▼▼▼
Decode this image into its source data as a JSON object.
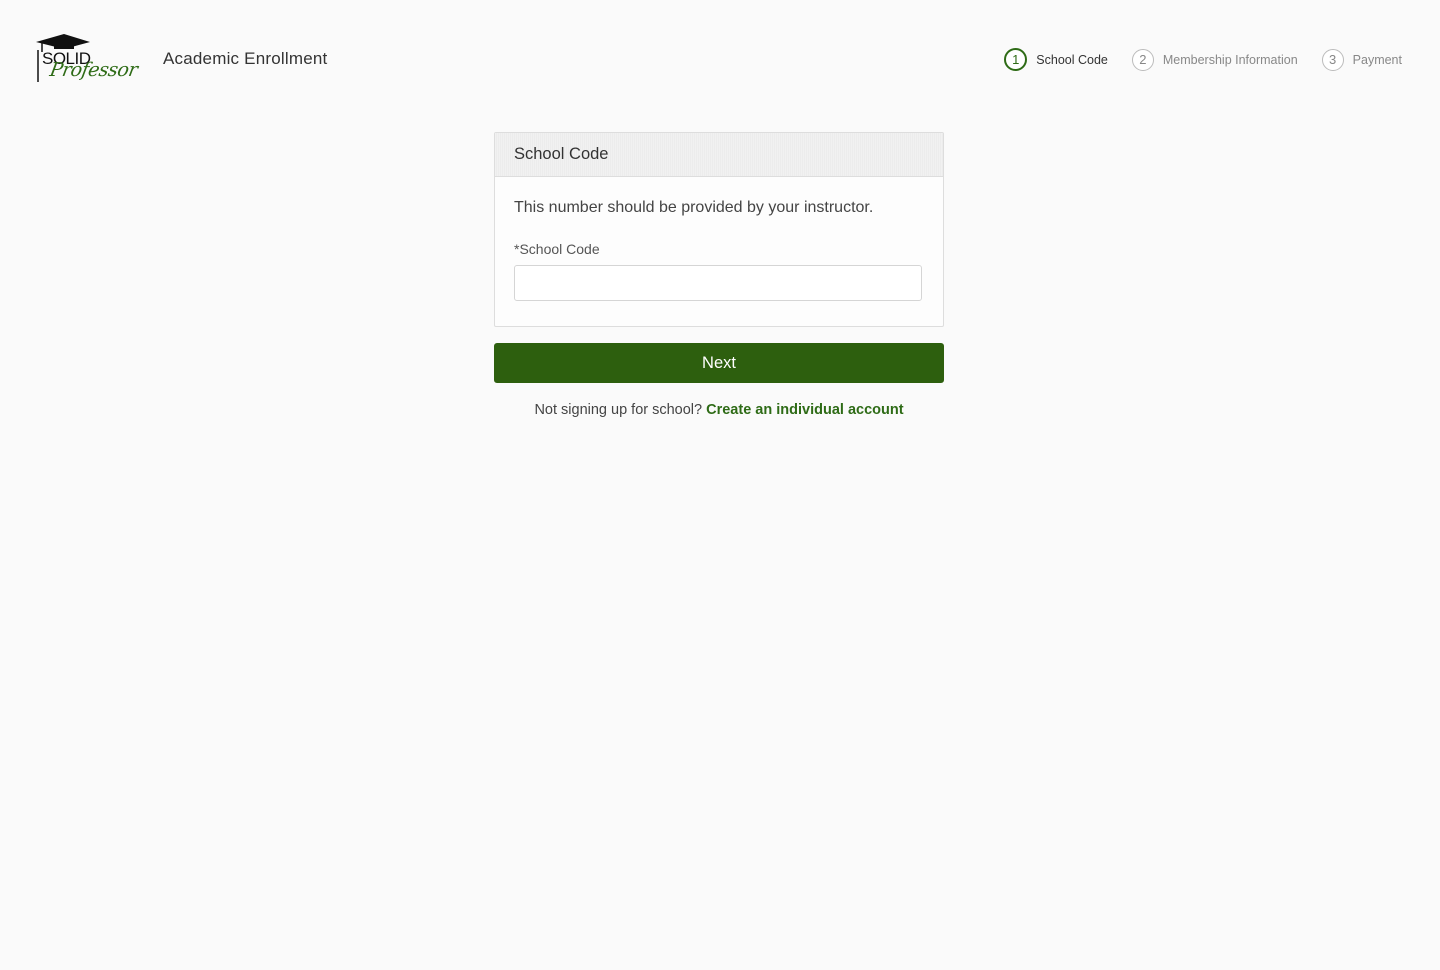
{
  "header": {
    "logo": {
      "text_solid": "SOLID",
      "text_professor": "Professor"
    },
    "title": "Academic Enrollment",
    "steps": [
      {
        "number": "1",
        "label": "School Code",
        "active": true
      },
      {
        "number": "2",
        "label": "Membership Information",
        "active": false
      },
      {
        "number": "3",
        "label": "Payment",
        "active": false
      }
    ]
  },
  "card": {
    "title": "School Code",
    "description": "This number should be provided by your instructor.",
    "field_label": "*School Code",
    "field_value": "",
    "field_placeholder": ""
  },
  "actions": {
    "next_label": "Next"
  },
  "footer": {
    "prompt": "Not signing up for school?",
    "link_label": "Create an individual account"
  },
  "colors": {
    "brand_green": "#2d5f0e",
    "link_green": "#2e6b16"
  },
  "icons": {
    "logo_cap": "graduation-cap-icon"
  }
}
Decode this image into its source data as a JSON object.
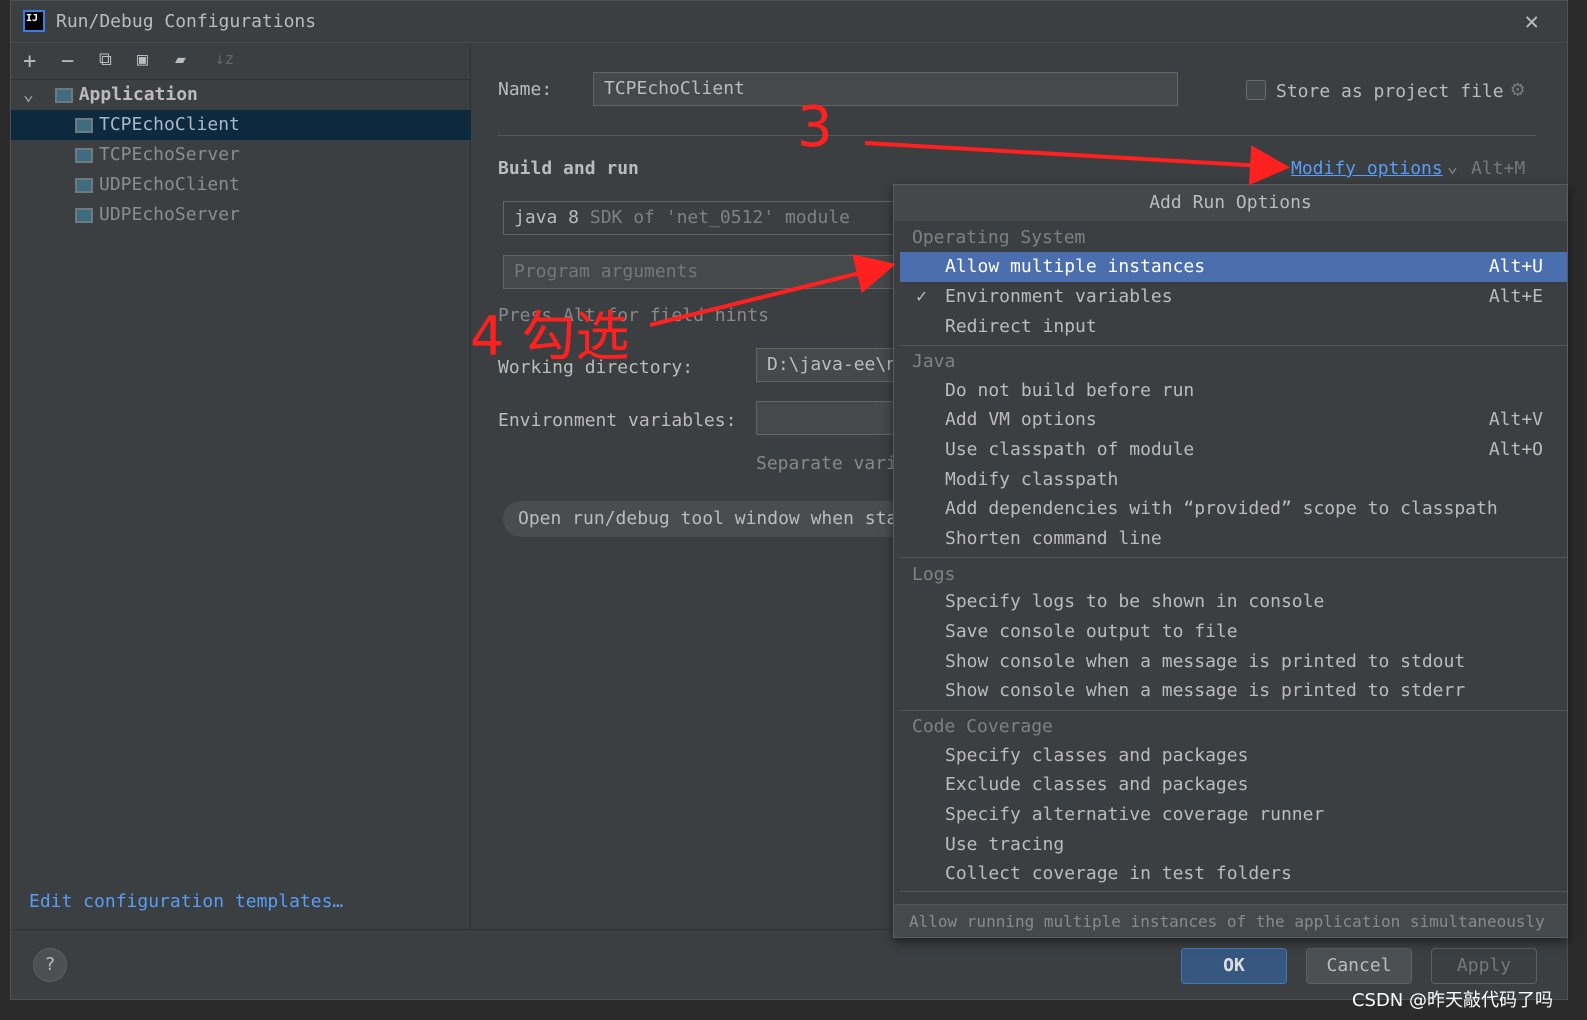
{
  "window": {
    "title": "Run/Debug Configurations",
    "close_icon": "close-icon"
  },
  "toolbar": {
    "icons": [
      "plus-icon",
      "minus-icon",
      "copy-icon",
      "save-icon",
      "new-folder-icon",
      "sort-icon"
    ]
  },
  "tree": {
    "group": "Application",
    "items": [
      "TCPEchoClient",
      "TCPEchoServer",
      "UDPEchoClient",
      "UDPEchoServer"
    ],
    "selected": "TCPEchoClient"
  },
  "left_link": "Edit configuration templates…",
  "form": {
    "name_label": "Name:",
    "name_value": "TCPEchoClient",
    "store_label": "Store as project file",
    "store_checked": false,
    "section": "Build and run",
    "modify_options": "Modify options",
    "modify_shortcut": "Alt+M",
    "sdk_value": "java 8",
    "sdk_hint": "SDK of 'net_0512' module",
    "program_args_placeholder": "Program arguments",
    "hint": "Press Alt for field hints",
    "workdir_label": "Working directory:",
    "workdir_value": "D:\\java-ee\\n",
    "env_label": "Environment variables:",
    "env_value": "",
    "env_hint": "Separate vari",
    "open_tool_window": "Open run/debug tool window when sta"
  },
  "popup": {
    "title": "Add Run Options",
    "sections": [
      {
        "label": "Operating System",
        "items": [
          {
            "label": "Allow multiple instances",
            "shortcut": "Alt+U",
            "highlighted": true
          },
          {
            "label": "Environment variables",
            "shortcut": "Alt+E",
            "checked": true
          },
          {
            "label": "Redirect input",
            "shortcut": ""
          }
        ]
      },
      {
        "label": "Java",
        "items": [
          {
            "label": "Do not build before run",
            "shortcut": ""
          },
          {
            "label": "Add VM options",
            "shortcut": "Alt+V"
          },
          {
            "label": "Use classpath of module",
            "shortcut": "Alt+O"
          },
          {
            "label": "Modify classpath",
            "shortcut": ""
          },
          {
            "label": "Add dependencies with “provided” scope to classpath",
            "shortcut": ""
          },
          {
            "label": "Shorten command line",
            "shortcut": ""
          }
        ]
      },
      {
        "label": "Logs",
        "items": [
          {
            "label": "Specify logs to be shown in console",
            "shortcut": ""
          },
          {
            "label": "Save console output to file",
            "shortcut": ""
          },
          {
            "label": "Show console when a message is printed to stdout",
            "shortcut": ""
          },
          {
            "label": "Show console when a message is printed to stderr",
            "shortcut": ""
          }
        ]
      },
      {
        "label": "Code Coverage",
        "items": [
          {
            "label": "Specify classes and packages",
            "shortcut": ""
          },
          {
            "label": "Exclude classes and packages",
            "shortcut": ""
          },
          {
            "label": "Specify alternative coverage runner",
            "shortcut": ""
          },
          {
            "label": "Use tracing",
            "shortcut": ""
          },
          {
            "label": "Collect coverage in test folders",
            "shortcut": ""
          }
        ]
      }
    ],
    "footer": "Allow running multiple instances of the application simultaneously"
  },
  "buttons": {
    "ok": "OK",
    "cancel": "Cancel",
    "apply": "Apply",
    "help": "?"
  },
  "annotations": {
    "step3": "3",
    "step4": "4 勾选",
    "color": "#ff2020"
  },
  "watermark": "CSDN @昨天敲代码了吗"
}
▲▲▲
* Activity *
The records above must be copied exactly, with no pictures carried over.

* Answer section *
Decode this image into its source data as a JSON object.
{
  "header": {
    "logo": {
      "text_solid": "SOLID",
      "text_professor": "Professor"
    },
    "title": "Academic Enrollment",
    "steps": [
      {
        "number": "1",
        "label": "School Code",
        "active": true
      },
      {
        "number": "2",
        "label": "Membership Information",
        "active": false
      },
      {
        "number": "3",
        "label": "Payment",
        "active": false
      }
    ]
  },
  "card": {
    "title": "School Code",
    "description": "This number should be provided by your instructor.",
    "field_label": "*School Code",
    "field_value": "",
    "field_placeholder": ""
  },
  "actions": {
    "next_label": "Next"
  },
  "footer": {
    "prompt": "Not signing up for school?",
    "link_label": "Create an individual account"
  },
  "colors": {
    "brand_green": "#2d5f0e",
    "link_green": "#2e6b16"
  },
  "icons": {
    "logo_cap": "graduation-cap-icon"
  }
}
Decode this image into its source data as a JSON object.
{
  "window": {
    "title": "Run/Debug Configurations",
    "close_icon": "close-icon"
  },
  "toolbar": {
    "icons": [
      "plus-icon",
      "minus-icon",
      "copy-icon",
      "save-icon",
      "new-folder-icon",
      "sort-icon"
    ]
  },
  "tree": {
    "group": "Application",
    "items": [
      "TCPEchoClient",
      "TCPEchoServer",
      "UDPEchoClient",
      "UDPEchoServer"
    ],
    "selected": "TCPEchoClient"
  },
  "left_link": "Edit configuration templates…",
  "form": {
    "name_label": "Name:",
    "name_value": "TCPEchoClient",
    "store_label": "Store as project file",
    "store_checked": false,
    "section": "Build and run",
    "modify_options": "Modify options",
    "modify_shortcut": "Alt+M",
    "sdk_value": "java 8",
    "sdk_hint": "SDK of 'net_0512' module",
    "program_args_placeholder": "Program arguments",
    "hint": "Press Alt for field hints",
    "workdir_label": "Working directory:",
    "workdir_value": "D:\\java-ee\\n",
    "env_label": "Environment variables:",
    "env_value": "",
    "env_hint": "Separate vari",
    "open_tool_window": "Open run/debug tool window when sta"
  },
  "popup": {
    "title": "Add Run Options",
    "sections": [
      {
        "label": "Operating System",
        "items": [
          {
            "label": "Allow multiple instances",
            "shortcut": "Alt+U",
            "highlighted": true
          },
          {
            "label": "Environment variables",
            "shortcut": "Alt+E",
            "checked": true
          },
          {
            "label": "Redirect input",
            "shortcut": ""
          }
        ]
      },
      {
        "label": "Java",
        "items": [
          {
            "label": "Do not build before run",
            "shortcut": ""
          },
          {
            "label": "Add VM options",
            "shortcut": "Alt+V"
          },
          {
            "label": "Use classpath of module",
            "shortcut": "Alt+O"
          },
          {
            "label": "Modify classpath",
            "shortcut": ""
          },
          {
            "label": "Add dependencies with “provided” scope to classpath",
            "shortcut": ""
          },
          {
            "label": "Shorten command line",
            "shortcut": ""
          }
        ]
      },
      {
        "label": "Logs",
        "items": [
          {
            "label": "Specify logs to be shown in console",
            "shortcut": ""
          },
          {
            "label": "Save console output to file",
            "shortcut": ""
          },
          {
            "label": "Show console when a message is printed to stdout",
            "shortcut": ""
          },
          {
            "label": "Show console when a message is printed to stderr",
            "shortcut": ""
          }
        ]
      },
      {
        "label": "Code Coverage",
        "items": [
          {
            "label": "Specify classes and packages",
            "shortcut": ""
          },
          {
            "label": "Exclude classes and packages",
            "shortcut": ""
          },
          {
            "label": "Specify alternative coverage runner",
            "shortcut": ""
          },
          {
            "label": "Use tracing",
            "shortcut": ""
          },
          {
            "label": "Collect coverage in test folders",
            "shortcut": ""
          }
        ]
      }
    ],
    "footer": "Allow running multiple instances of the application simultaneously"
  },
  "buttons": {
    "ok": "OK",
    "cancel": "Cancel",
    "apply": "Apply",
    "help": "?"
  },
  "annotations": {
    "step3": "3",
    "step4": "4 勾选",
    "color": "#ff2020"
  },
  "watermark": "CSDN @昨天敲代码了吗"
}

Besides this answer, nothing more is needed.